For instance, before lunch, you take a bolus of rapid-acting insulin. Three hours later you decide to have a snack with 30 grams of carbohydrate. You check your blood glucose and find that it’s high at 195 mg/dl. Assuming 1 unit of insulin for you covers  45 mg/dl, you calculate you’ll need two units of insulin to bring your blood glucose level down to your premeal target of 100 mg/dl and another two units to cover the snack you’re about to eat. You take the insulin, and several hours later, your blood glucose has dropped to 55 mg/dl. Why? Because you didn’t factor in the hour or so of action left from the bolus or injection you took at lunch.

To prevent hypoglycemia from unused insulin, get in the habit of thinking about when you took your last bolus dose and how much (if any) action is still left before taking another bolus to “correct” high blood glucose. Most pumps have a built-in feature that keeps track of how much of a previous bolus dose is still active.
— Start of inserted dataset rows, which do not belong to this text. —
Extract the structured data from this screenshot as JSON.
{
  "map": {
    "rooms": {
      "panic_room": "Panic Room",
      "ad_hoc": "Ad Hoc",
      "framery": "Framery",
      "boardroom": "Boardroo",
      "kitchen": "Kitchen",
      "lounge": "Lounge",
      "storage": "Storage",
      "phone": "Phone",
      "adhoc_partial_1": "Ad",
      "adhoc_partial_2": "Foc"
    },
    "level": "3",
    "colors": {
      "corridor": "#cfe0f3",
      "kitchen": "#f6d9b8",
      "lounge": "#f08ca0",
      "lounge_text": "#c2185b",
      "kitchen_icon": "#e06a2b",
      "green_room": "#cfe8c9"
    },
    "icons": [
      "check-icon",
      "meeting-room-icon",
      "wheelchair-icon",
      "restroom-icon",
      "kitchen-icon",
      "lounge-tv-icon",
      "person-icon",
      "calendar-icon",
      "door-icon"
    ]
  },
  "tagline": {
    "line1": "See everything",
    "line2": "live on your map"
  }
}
For us MDI people we have to log it on paper or in our heads.

Even though I’ve had diabetes for 37 years and injected insulin for 32 (Yes, I’m a type 1 who was misdiagnosed with type 2 and on oral meds the first 5 years) you can always learn something new or refresh what you know. 

Thank you Hope. 
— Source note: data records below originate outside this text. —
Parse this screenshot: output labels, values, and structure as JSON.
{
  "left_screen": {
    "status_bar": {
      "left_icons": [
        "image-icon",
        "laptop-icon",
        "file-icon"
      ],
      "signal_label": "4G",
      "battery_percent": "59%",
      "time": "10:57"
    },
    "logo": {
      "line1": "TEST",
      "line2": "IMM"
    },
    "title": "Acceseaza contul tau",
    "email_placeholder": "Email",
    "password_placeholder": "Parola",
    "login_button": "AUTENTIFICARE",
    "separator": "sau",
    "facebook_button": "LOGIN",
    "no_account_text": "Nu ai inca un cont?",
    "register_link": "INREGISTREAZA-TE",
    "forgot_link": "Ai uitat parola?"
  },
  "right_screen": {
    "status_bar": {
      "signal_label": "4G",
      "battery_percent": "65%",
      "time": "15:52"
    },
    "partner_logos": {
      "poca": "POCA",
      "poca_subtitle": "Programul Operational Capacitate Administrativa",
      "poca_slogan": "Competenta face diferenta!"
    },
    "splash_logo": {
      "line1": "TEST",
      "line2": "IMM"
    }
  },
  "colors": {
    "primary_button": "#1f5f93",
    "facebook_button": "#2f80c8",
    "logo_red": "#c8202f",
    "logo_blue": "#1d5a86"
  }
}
Test your food knowledge!

Screen Shot 2015-02-08 at 1.29.29 PMStill more to learn about healthy food choices

Working at home, I try not to miss Oprah when Dr. Oz makes an appearance, usually it’s a Tuesday and usually I’m procrastinating. Last week Dr. Oz and David Zinczenko, editor-in-chief of Men’s Health magazine were helping overweight teens better understand calories, fat, how much one needs to eat, serving size, etc. Safe to say, it was a good lesson for us grown-ups too. 

Mid-way thru the program the doctors gave Oprah and the audience a quiz comparing two foods/meals, many of which are in Zinczenko’s new book,Eat This Not That For Kids. Which of the two meals/foods below they asked are healthier based on calorie, fat and sugar content. Guess what? Most of the audience, including moi, failed miserably. 
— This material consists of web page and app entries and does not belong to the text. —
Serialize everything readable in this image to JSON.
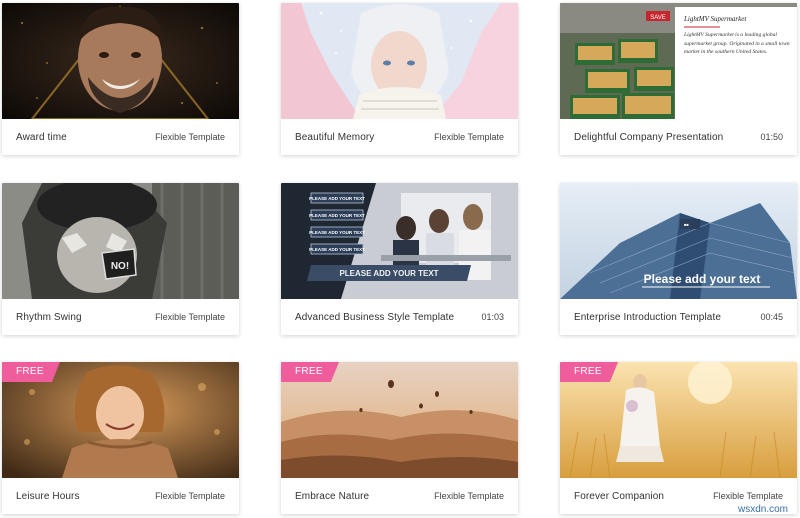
{
  "cards": [
    {
      "title": "Award time",
      "meta": "Flexible Template",
      "free": ""
    },
    {
      "title": "Beautiful Memory",
      "meta": "Flexible Template",
      "free": ""
    },
    {
      "title": "Delightful Company Presentation",
      "meta": "01:50",
      "free": ""
    },
    {
      "title": "Rhythm Swing",
      "meta": "Flexible Template",
      "free": ""
    },
    {
      "title": "Advanced Business Style Template",
      "meta": "01:03",
      "free": ""
    },
    {
      "title": "Enterprise Introduction Template",
      "meta": "00:45",
      "free": ""
    },
    {
      "title": "Leisure Hours",
      "meta": "Flexible Template",
      "free": "FREE"
    },
    {
      "title": "Embrace Nature",
      "meta": "Flexible Template",
      "free": "FREE"
    },
    {
      "title": "Forever Companion",
      "meta": "Flexible Template",
      "free": "FREE"
    }
  ],
  "overlays": {
    "supermarket_title": "LightMV Supermarket",
    "supermarket_text": "LightMV Supermarket is a leading global supermarket group. Originated in a small town market in the southern United States.",
    "save_sign": "SAVE",
    "no_sign": "NO!",
    "business_boxes": [
      "PLEASE ADD YOUR TEXT",
      "PLEASE ADD YOUR TEXT",
      "PLEASE ADD YOUR TEXT",
      "PLEASE ADD YOUR TEXT"
    ],
    "business_banner": "PLEASE ADD YOUR TEXT",
    "enterprise_text": "Please add your text"
  },
  "watermark": "wsxdn.com",
  "colors": {
    "free_badge": "#ef5d9c",
    "card_bg": "#ffffff"
  }
}
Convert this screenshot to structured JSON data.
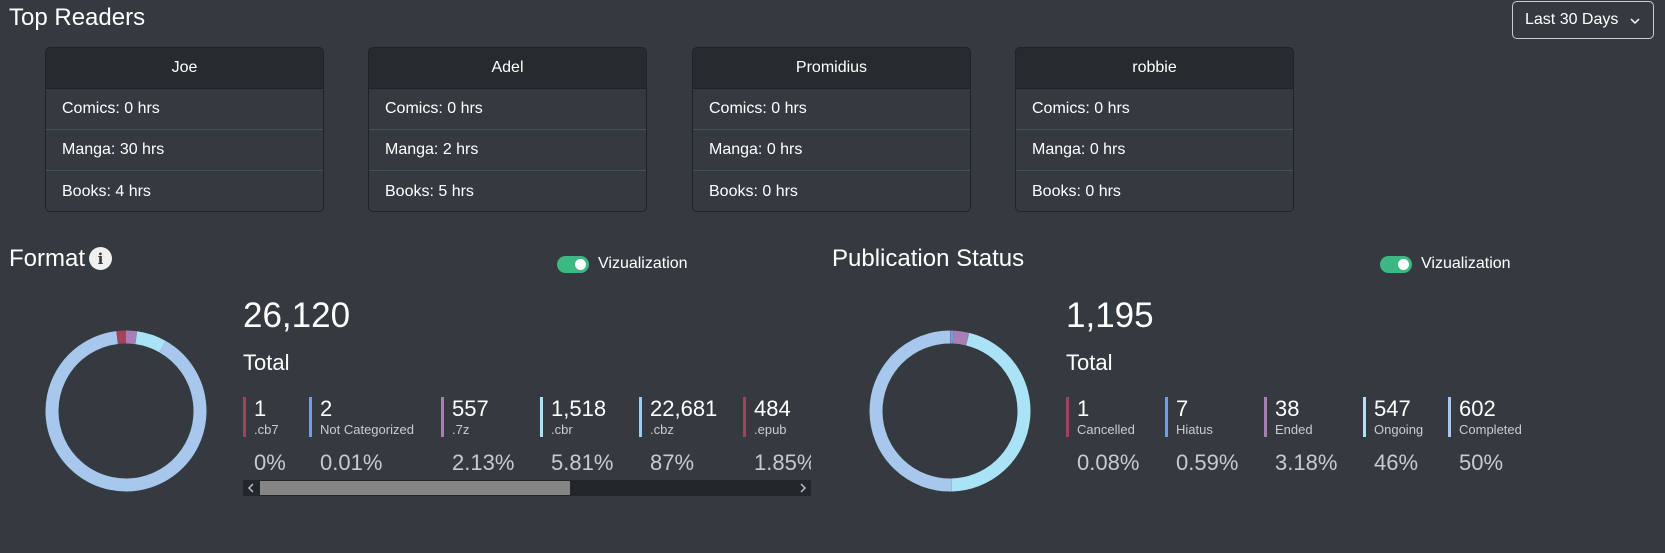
{
  "top_readers": {
    "title": "Top Readers",
    "range": "Last 30 Days",
    "readers": [
      {
        "name": "Joe",
        "comics": "Comics: 0 hrs",
        "manga": "Manga: 30 hrs",
        "books": "Books: 4 hrs"
      },
      {
        "name": "Adel",
        "comics": "Comics: 0 hrs",
        "manga": "Manga: 2 hrs",
        "books": "Books: 5 hrs"
      },
      {
        "name": "Promidius",
        "comics": "Comics: 0 hrs",
        "manga": "Manga: 0 hrs",
        "books": "Books: 0 hrs"
      },
      {
        "name": "robbie",
        "comics": "Comics: 0 hrs",
        "manga": "Manga: 0 hrs",
        "books": "Books: 0 hrs"
      }
    ]
  },
  "format": {
    "title": "Format",
    "info_icon": "info-icon",
    "toggle_label": "Vizualization",
    "total": "26,120",
    "total_label": "Total",
    "items": [
      {
        "value": "1",
        "name": ".cb7",
        "pct": "0%",
        "color": "#a0435b"
      },
      {
        "value": "2",
        "name": "Not Categorized",
        "pct": "0.01%",
        "color": "#6f9ee3"
      },
      {
        "value": "557",
        "name": ".7z",
        "pct": "2.13%",
        "color": "#a77fb4"
      },
      {
        "value": "1,518",
        "name": ".cbr",
        "pct": "5.81%",
        "color": "#a9e3f5"
      },
      {
        "value": "22,681",
        "name": ".cbz",
        "pct": "87%",
        "color": "#9ccdf1"
      },
      {
        "value": "484",
        "name": ".epub",
        "pct": "1.85%",
        "color": "#a0435b"
      }
    ]
  },
  "publication": {
    "title": "Publication Status",
    "toggle_label": "Vizualization",
    "total": "1,195",
    "total_label": "Total",
    "items": [
      {
        "value": "1",
        "name": "Cancelled",
        "pct": "0.08%",
        "color": "#a0435b"
      },
      {
        "value": "7",
        "name": "Hiatus",
        "pct": "0.59%",
        "color": "#6f9ee3"
      },
      {
        "value": "38",
        "name": "Ended",
        "pct": "3.18%",
        "color": "#a77fb4"
      },
      {
        "value": "547",
        "name": "Ongoing",
        "pct": "46%",
        "color": "#a9e3f5"
      },
      {
        "value": "602",
        "name": "Completed",
        "pct": "50%",
        "color": "#a7c7ec"
      }
    ]
  },
  "chart_data": [
    {
      "type": "pie",
      "categories": [
        ".cb7",
        "Not Categorized",
        ".7z",
        ".cbr",
        ".cbz",
        ".epub"
      ],
      "values": [
        1,
        2,
        557,
        1518,
        22681,
        484
      ],
      "colors": [
        "#a0435b",
        "#6f9ee3",
        "#a77fb4",
        "#a9e3f5",
        "#a7c7ec",
        "#a0435b"
      ]
    },
    {
      "type": "pie",
      "categories": [
        "Cancelled",
        "Hiatus",
        "Ended",
        "Ongoing",
        "Completed"
      ],
      "values": [
        1,
        7,
        38,
        547,
        602
      ],
      "colors": [
        "#a0435b",
        "#6f9ee3",
        "#a77fb4",
        "#a9e3f5",
        "#a7c7ec"
      ]
    }
  ]
}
1. Turkey bacon or regular bacon? Answer: Regular bacon. Both turkey bacon and regular have the same amount of calories and fat, but turkey bacon has a ton more sodium. Why? To make it taste like regular bacon!

2. A multi-grain bagel with low fat cream cheese or a glazed donut? Answer: Glazed donut. The multi-grain bagel and cream cheese have 500 calories compared to the donut’s 180 calories. And don’t be fooled — the multi-grain bagel is refined carbohydrate. Just because it’s got a variety of grains doesn’t mean they’re whole grains, and when it comes to bagels, they’re not.

3. Bacon and eggs or French Toast sticks? Answer: Bacon and eggs. It’s got 250 calories compared to the toast sticks 400 calories! 

Enough to say, even when you think you’re pretty smart about eating healthy, you can still be fooled. Zinczenko’s book has many more of these shocking food comparisons and I think it’s just as apt we adults learn this as kids. 

One of the few questions I actually answered correctly is don’t skip breakfast! Most people who do consume 450 more calories/day.